Problem statement
Each line of the listing where the string "Литература" appears is to be identified and copied.

Provided records
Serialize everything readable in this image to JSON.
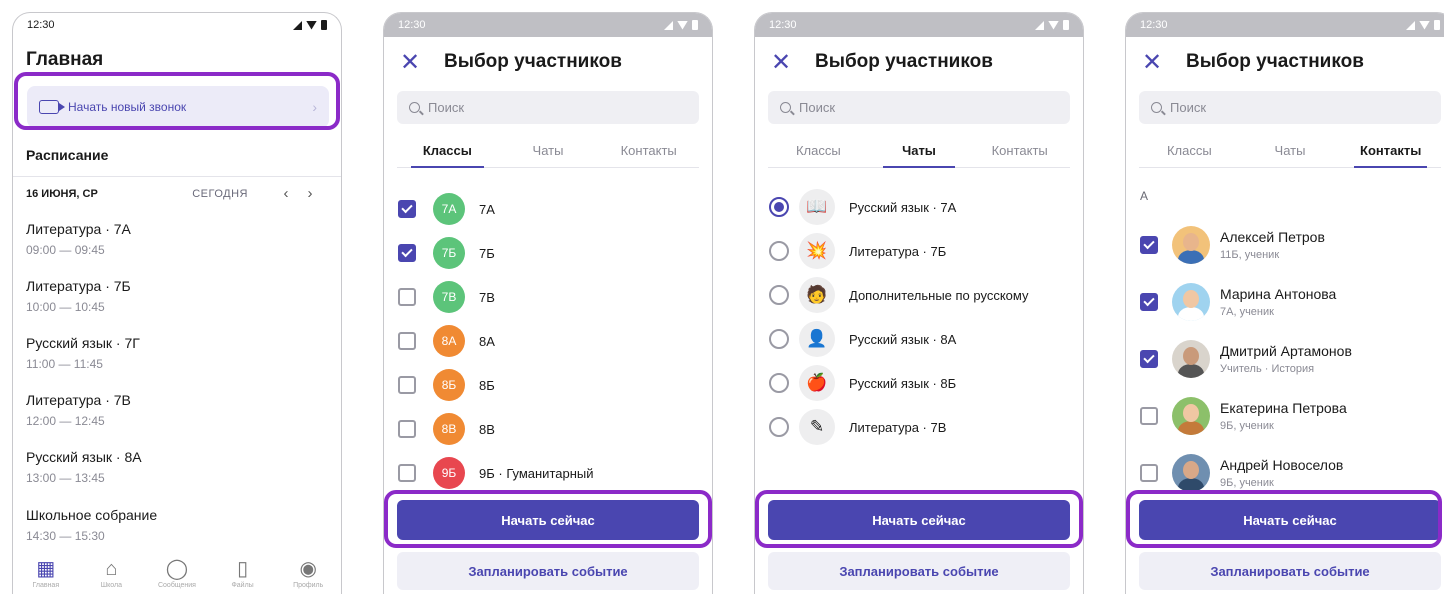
{
  "status_time": "12:30",
  "screen1": {
    "title": "Главная",
    "call_button": "Начать новый звонок",
    "schedule_label": "Расписание",
    "date": "16 ИЮНЯ, СР",
    "today": "СЕГОДНЯ",
    "lessons": [
      {
        "name": "Литература · 7А",
        "time": "09:00 — 09:45"
      },
      {
        "name": "Литература · 7Б",
        "time": "10:00 — 10:45"
      },
      {
        "name": "Русский язык · 7Г",
        "time": "11:00 — 11:45"
      },
      {
        "name": "Литература · 7В",
        "time": "12:00 — 12:45"
      },
      {
        "name": "Русский язык · 8А",
        "time": "13:00 — 13:45"
      },
      {
        "name": "Школьное собрание",
        "time": "14:30 — 15:30"
      }
    ],
    "tabbar": [
      "Главная",
      "Школа",
      "Сообщения",
      "Файлы",
      "Профиль"
    ]
  },
  "picker": {
    "title": "Выбор участников",
    "search_placeholder": "Поиск",
    "tabs": [
      "Классы",
      "Чаты",
      "Контакты"
    ],
    "primary_button": "Начать сейчас",
    "secondary_button": "Запланировать событие"
  },
  "screen2": {
    "items": [
      {
        "badge": "7А",
        "label": "7А",
        "checked": true,
        "color": "#5cc47a"
      },
      {
        "badge": "7Б",
        "label": "7Б",
        "checked": true,
        "color": "#5cc47a"
      },
      {
        "badge": "7В",
        "label": "7В",
        "checked": false,
        "color": "#5cc47a"
      },
      {
        "badge": "8А",
        "label": "8А",
        "checked": false,
        "color": "#f08a33"
      },
      {
        "badge": "8Б",
        "label": "8Б",
        "checked": false,
        "color": "#f08a33"
      },
      {
        "badge": "8В",
        "label": "8В",
        "checked": false,
        "color": "#f08a33"
      },
      {
        "badge": "9Б",
        "label": "9Б · Гуманитарный",
        "checked": false,
        "color": "#e8474f"
      }
    ]
  },
  "screen3": {
    "items": [
      {
        "icon": "book-icon",
        "glyph": "📖",
        "label": "Русский язык · 7А",
        "selected": true
      },
      {
        "icon": "burst-icon",
        "glyph": "💥",
        "label": "Литература · 7Б",
        "selected": false
      },
      {
        "icon": "astronaut-icon",
        "glyph": "🧑",
        "label": "Дополнительные по русскому",
        "selected": false
      },
      {
        "icon": "person-icon",
        "glyph": "👤",
        "label": "Русский язык · 8А",
        "selected": false
      },
      {
        "icon": "apple-icon",
        "glyph": "🍎",
        "label": "Русский язык · 8Б",
        "selected": false
      },
      {
        "icon": "pen-icon",
        "glyph": "✎",
        "label": "Литература · 7В",
        "selected": false
      }
    ]
  },
  "screen4": {
    "letter": "А",
    "contacts": [
      {
        "name": "Алексей Петров",
        "sub": "11Б, ученик",
        "checked": true,
        "bg": "#f2c27a",
        "skin": "#e8b58c",
        "cloth": "#3b6fb6"
      },
      {
        "name": "Марина Антонова",
        "sub": "7А, ученик",
        "checked": true,
        "bg": "#9fd3ef",
        "skin": "#f0c7a3",
        "cloth": "#ffffff"
      },
      {
        "name": "Дмитрий Артамонов",
        "sub": "Учитель · История",
        "checked": true,
        "bg": "#d9d4cc",
        "skin": "#c99a7a",
        "cloth": "#555555"
      },
      {
        "name": "Екатерина Петрова",
        "sub": "9Б, ученик",
        "checked": false,
        "bg": "#8cc06a",
        "skin": "#f0c7a3",
        "cloth": "#c47a3a"
      },
      {
        "name": "Андрей Новоселов",
        "sub": "9Б, ученик",
        "checked": false,
        "bg": "#6f8fb0",
        "skin": "#d8a888",
        "cloth": "#2f4a6a"
      }
    ]
  }
}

Response to the exercise
        "name": "Литература · 7А",
        "name": "Литература · 7Б",
        "name": "Литература · 7В",
        "label": "Литература · 7Б",
        "label": "Литература · 7В",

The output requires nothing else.